NCPA applauds Reps. Berry, Jones for urging prompt pay law enforcement by Part D plans
ALEXANDRIA, Va. An effort by two representatives to urge the Centers for Medicare and Medicaid Services to crack down on practices that allegedly have driven small pharmacies out of business has drawn compliments from an organization representing independents.
The National Community Pharmacists Association praised Reps. Marion Berry, D-Alaska, and Walter Jones, R-N.C., for urging the CMS to force all Medicare Part D prescription drug plans to fully comply with the prompt pay provision in the Medicare Improvements for Patietns and Providers Act of 2008, which went into effect on Jan. 1 of this year. The two representatives, who wrote the provision, are urging CMS to use its regulatory powers to stop “what appears to be the improper and illegal imposition of extraneous fees and charges on Part D network pharmacies.”
“[Berry and Jones] worked hard to get legislation that banned an unscrupulous business tactic of certain Part D plans; that is, deliberately lining their pockets by earning interest off the ‘float’ from delaying payment to pharmacies for prescription drug claims,” NCPA CEO Bruce Roberts said. “Many independent pharmacies were forced to take out loans and lines of credits maintain cash flow. For pharmacies that were already in a financially precarious position, the delayed payments were the proverbial straw that broke the camel’s back as they went out of business.”
Pennsylvania boosts pharmacists’ role; NACDS hails bid for collaboration
ALEXANDRIA, Va. In a gesture hailed by retail pharmacy advocates, the Keystone State is moving to expand the role its pharmacists play in improving patient health and outcomes.
The move comes with enactment of a Pennsylvania law, H.B. 1041, which will open new opportunities for collaborative medication therapy management between physicians and pharmacists on behalf of patients in a community pharmacy setting. Previously, such team approaches were permitted only in such institutional settings as hospitals and nursing homes in the state.
The National Association of Chain Drug Stores had high praise for the new law, calling it an “important victory,” and citing the efforts made by the Pennsylvania Association of Chain Drug Stores and the Pennsylvania Pharmacists Association toward its passage. “With the enactment of this legislation, Pennsylvania has said ‘yes’ to improving the health and lives of patients, and to reducing overall healthcare costs,” said NACDS president and CEO Steve Anderson. “This new law recognizes the expertise of pharmacists, the accessibility of community pharmacy and the ability of pharmacists to help patients properly manage their health conditions for the well-being of patients and for the good of society.”
Pennsylvania is the 33rd state to allow collaborative drug therapy management in the community setting, according to NACDS research. “Nine states allow it in institutional settings only, and eight do not allow it at all,” noted the group Friday.

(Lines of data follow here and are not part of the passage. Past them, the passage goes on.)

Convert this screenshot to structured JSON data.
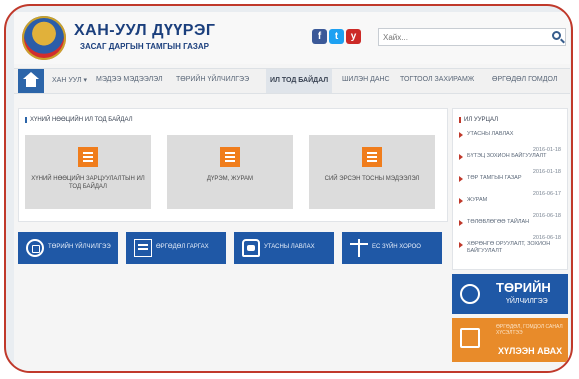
{
  "header": {
    "title": "ХАН-УУЛ ДҮҮРЭГ",
    "subtitle": "ЗАСАГ ДАРГЫН ТАМГЫН ГАЗАР",
    "search_placeholder": "Хайх...",
    "social": [
      "f",
      "t",
      "y"
    ]
  },
  "nav": {
    "items": [
      "ХАН УУЛ ▾",
      "МЭДЭЭ МЭДЭЭЛЭЛ",
      "ТӨРИЙН ҮЙЛЧИЛГЭЭ",
      "ИЛ ТОД БАЙДАЛ",
      "ШИЛЭН ДАНС",
      "ТОГТООЛ ЗАХИРАМЖ",
      "ӨРГӨДӨЛ ГОМДОЛ"
    ],
    "active_index": 3
  },
  "main": {
    "section_title": "ХҮНИЙ НӨӨЦИЙН ИЛ ТОД БАЙДАЛ",
    "tiles": [
      "ХҮНИЙ НӨӨЦИЙН ЗАРЦУУЛАЛТЫН ИЛ ТОД БАЙДАЛ",
      "ДҮРЭМ, ЖУРАМ",
      "СИЙ ЭРСЭН ТОСНЫ МЭДЭЭЛЭЛ"
    ]
  },
  "quick_links": [
    {
      "label": "ТӨРИЙН ҮЙЛЧИЛГЭЭ",
      "icon": "building-icon"
    },
    {
      "label": "ӨРГӨДӨЛ ГАРГАХ",
      "icon": "document-icon"
    },
    {
      "label": "УТАСНЫ ЛАВЛАХ",
      "icon": "phone-icon"
    },
    {
      "label": "ЕС ЗҮЙН ХОРОО",
      "icon": "scales-icon"
    }
  ],
  "sidebar": {
    "title": "ИЛ УУРЦАЛ",
    "news": [
      {
        "title": "УТАСНЫ ЛАВЛАХ",
        "date": "2016-01-18"
      },
      {
        "title": "БҮТЭЦ ЗОХИОН БАЙГУУЛАЛТ",
        "date": "2016-01-18"
      },
      {
        "title": "ТӨР ТАМГЫН ГАЗАР",
        "date": "2016-06-17"
      },
      {
        "title": "ЖУРАМ",
        "date": "2016-06-18"
      },
      {
        "title": "ТӨЛӨВЛӨГӨӨ ТАЙЛАН",
        "date": "2016-06-18"
      },
      {
        "title": "ХӨРӨНГӨ ОРУУЛАЛТ, ЗОХИОН БАЙГУУЛАЛТ",
        "date": ""
      }
    ]
  },
  "promos": {
    "blue_title": "ТӨРИЙН",
    "blue_sub": "ҮЙЛЧИЛГЭЭ",
    "orange_small": "ӨРГӨДӨЛ, ГОМДОЛ САНАЛ ХҮСЭЛТЭЭ",
    "orange_title": "ХҮЛЭЭН АВАХ"
  },
  "colors": {
    "frame": "#c0392b",
    "brand_blue": "#1f58a6",
    "accent_orange": "#f07d1c"
  }
}
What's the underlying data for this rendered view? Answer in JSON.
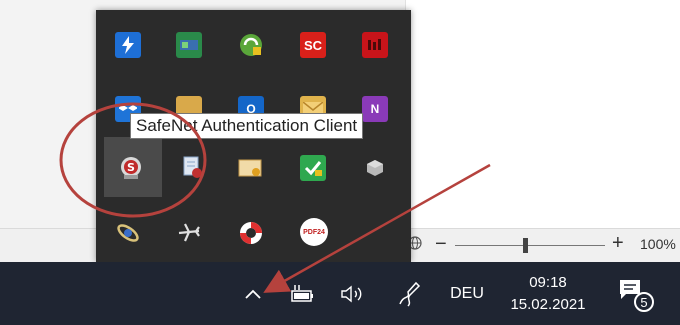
{
  "tooltip": {
    "text": "SafeNet Authentication Client"
  },
  "taskbar": {
    "language": "DEU",
    "time": "09:18",
    "date": "15.02.2021",
    "notification_count": "5"
  },
  "status_bar": {
    "zoom_minus": "−",
    "zoom_plus": "+",
    "zoom_level": "100%",
    "zoom_fraction": 0.47
  },
  "tray_icons": [
    {
      "name": "thunderbolt-icon",
      "color": "#1e6fd6"
    },
    {
      "name": "network-drive-icon",
      "color": "#2a8a4a"
    },
    {
      "name": "sync-green-icon",
      "color": "#5aa63a"
    },
    {
      "name": "sc-red-icon",
      "color": "#d9201a",
      "label": "SC"
    },
    {
      "name": "red-app-icon",
      "color": "#c8141a"
    },
    {
      "name": "dropbox-icon",
      "color": "#1f74d8"
    },
    {
      "name": "mail-folder-icon",
      "color": "#d9a94a"
    },
    {
      "name": "outlook-icon",
      "color": "#1466c8"
    },
    {
      "name": "envelope-icon",
      "color": "#e0b34c"
    },
    {
      "name": "onenote-icon",
      "color": "#8a3ab8"
    },
    {
      "name": "safenet-icon",
      "color": "#c02a2a"
    },
    {
      "name": "document-gear-icon",
      "color": "#8aa6c8"
    },
    {
      "name": "certificate-mail-icon",
      "color": "#d6b06a"
    },
    {
      "name": "shield-check-icon",
      "color": "#2fa84f"
    },
    {
      "name": "cube-icon",
      "color": "#b9b9b9"
    },
    {
      "name": "satellite-icon",
      "color": "#d9c27a"
    },
    {
      "name": "airplane-icon",
      "color": "#d0d0d0"
    },
    {
      "name": "lifebuoy-icon",
      "color": "#e03030"
    },
    {
      "name": "pdf24-icon",
      "color": "#d8d8d8",
      "label": "PDF24"
    }
  ],
  "colors": {
    "taskbar_bg": "#1f2532",
    "flyout_bg": "#2b2b2b",
    "annotation_red": "#b5423d"
  }
}
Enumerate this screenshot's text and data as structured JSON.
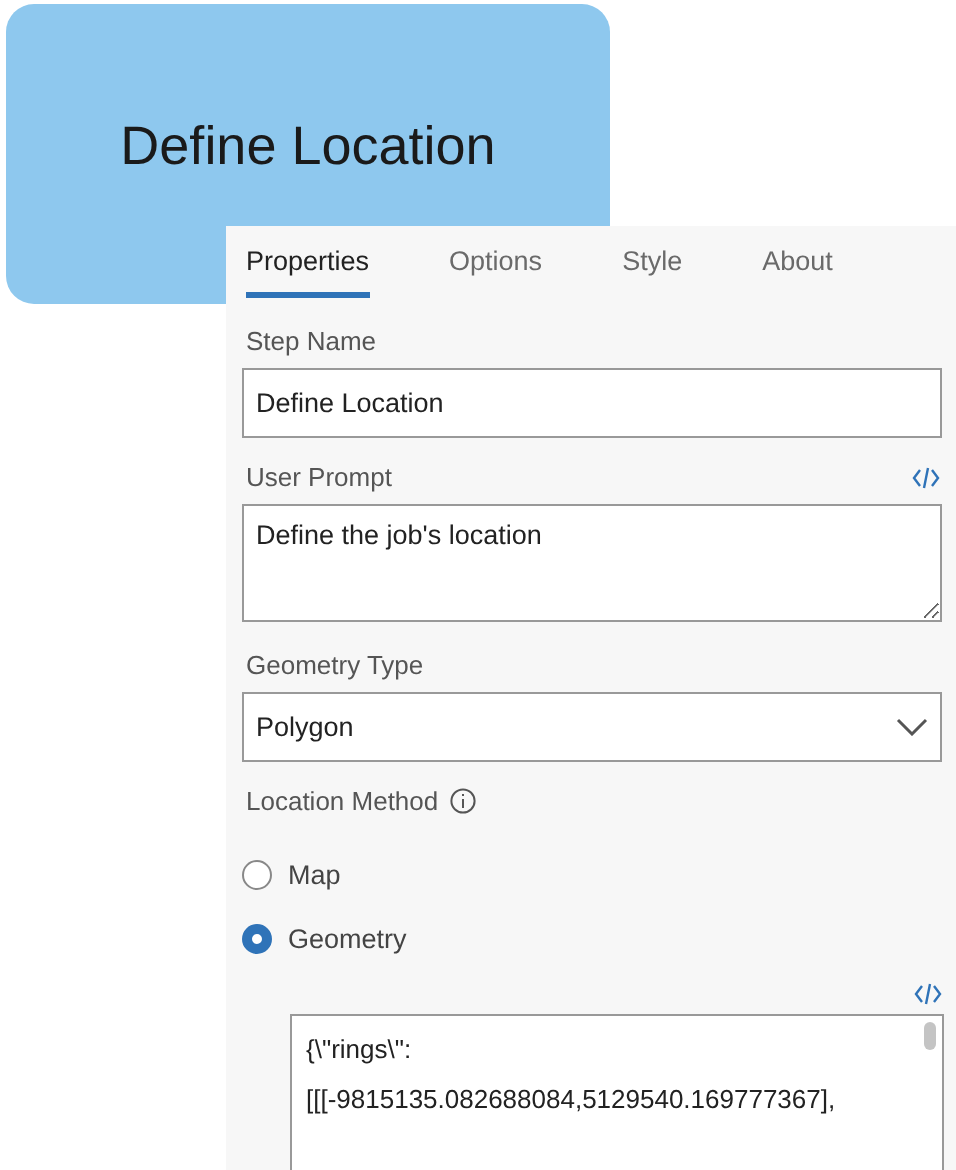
{
  "node": {
    "title": "Define Location"
  },
  "tabs": [
    {
      "label": "Properties",
      "selected": true
    },
    {
      "label": "Options",
      "selected": false
    },
    {
      "label": "Style",
      "selected": false
    },
    {
      "label": "About",
      "selected": false
    }
  ],
  "step_name": {
    "label": "Step Name",
    "value": "Define Location"
  },
  "user_prompt": {
    "label": "User Prompt",
    "value": "Define the job's location"
  },
  "geometry_type": {
    "label": "Geometry Type",
    "value": "Polygon"
  },
  "location_method": {
    "label": "Location Method",
    "options": [
      {
        "label": "Map",
        "selected": false
      },
      {
        "label": "Geometry",
        "selected": true
      }
    ]
  },
  "geometry": {
    "value": "{\\\"rings\\\": [[[-9815135.082688084,5129540.169777367],"
  }
}
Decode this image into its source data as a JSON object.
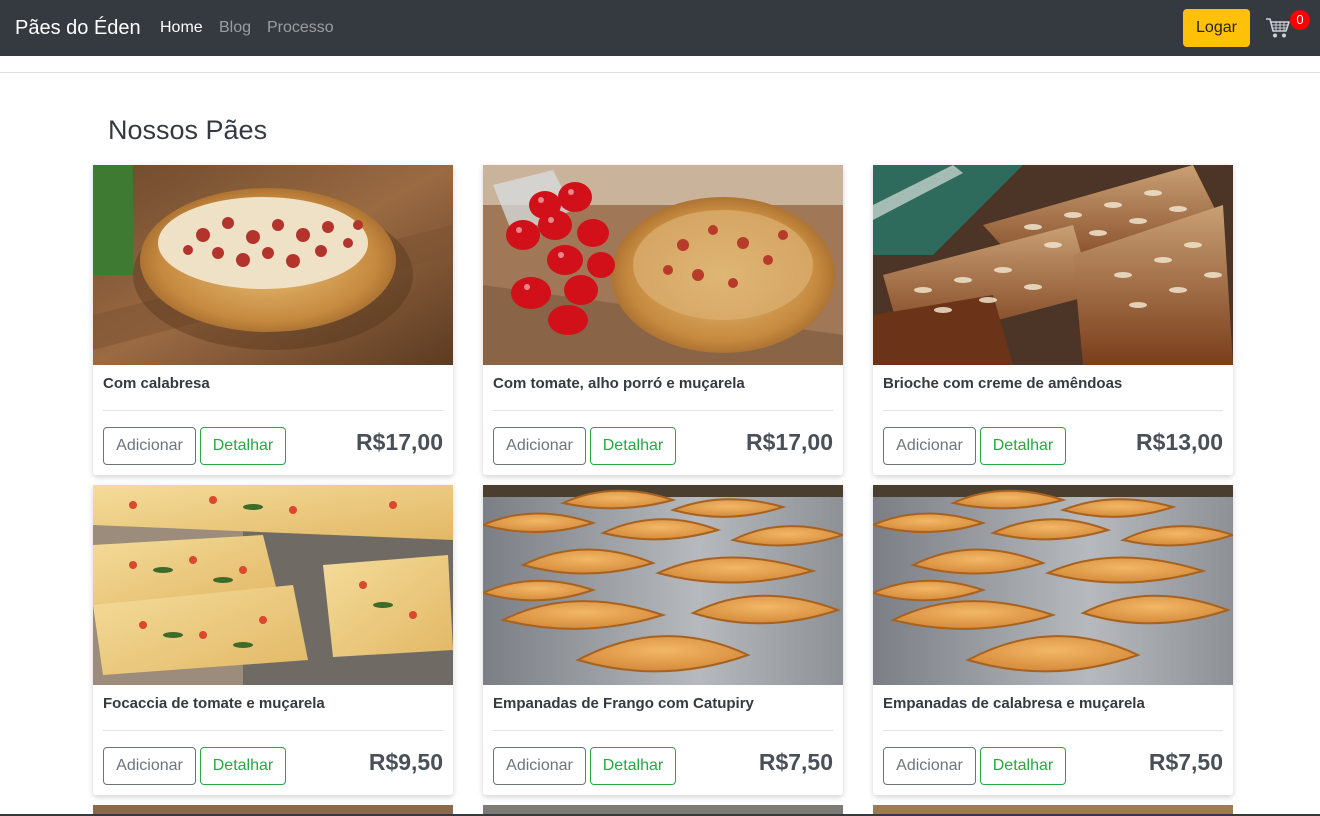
{
  "navbar": {
    "brand": "Pães do Éden",
    "links": [
      {
        "label": "Home",
        "active": true
      },
      {
        "label": "Blog",
        "active": false
      },
      {
        "label": "Processo",
        "active": false
      }
    ],
    "login_label": "Logar",
    "cart_icon": "shopping-cart-icon",
    "cart_count": "0"
  },
  "colors": {
    "navbar_bg": "#343a40",
    "login_btn": "#ffc107",
    "detail_btn": "#28a745",
    "badge": "#ff0000"
  },
  "section": {
    "title": "Nossos Pães"
  },
  "products": [
    {
      "name": "Com calabresa",
      "price": "R$17,00",
      "add_label": "Adicionar",
      "detail_label": "Detalhar",
      "image": "calabresa-bread-photo"
    },
    {
      "name": "Com tomate, alho porró e muçarela",
      "price": "R$17,00",
      "add_label": "Adicionar",
      "detail_label": "Detalhar",
      "image": "tomato-bread-photo"
    },
    {
      "name": "Brioche com creme de amêndoas",
      "price": "R$13,00",
      "add_label": "Adicionar",
      "detail_label": "Detalhar",
      "image": "almond-brioche-photo"
    },
    {
      "name": "Focaccia de tomate e muçarela",
      "price": "R$9,50",
      "add_label": "Adicionar",
      "detail_label": "Detalhar",
      "image": "focaccia-photo"
    },
    {
      "name": "Empanadas de Frango com Catupiry",
      "price": "R$7,50",
      "add_label": "Adicionar",
      "detail_label": "Detalhar",
      "image": "empanadas-photo"
    },
    {
      "name": "Empanadas de calabresa e muçarela",
      "price": "R$7,50",
      "add_label": "Adicionar",
      "detail_label": "Detalhar",
      "image": "empanadas-photo"
    }
  ]
}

Taro receives FDA approval for Kytril generic
HAWTHORNE, N.Y. Taro Pharmaceutical Industries has received approval from the Food and Drug Administration to market its generic version of a drug used to prevent nausea and vomiting in patients on chemotherapy, the Israeli generic drug maker said Friday.
The FDA approved Taro’s granisetron hydrochloride tablets in the 1-mg strength. The tablets are a generic version of Roche’s Kytril tablets.
Granisetron tablets had sales of around $15 million in 2009, according to unnamed industry sources cited by Taro.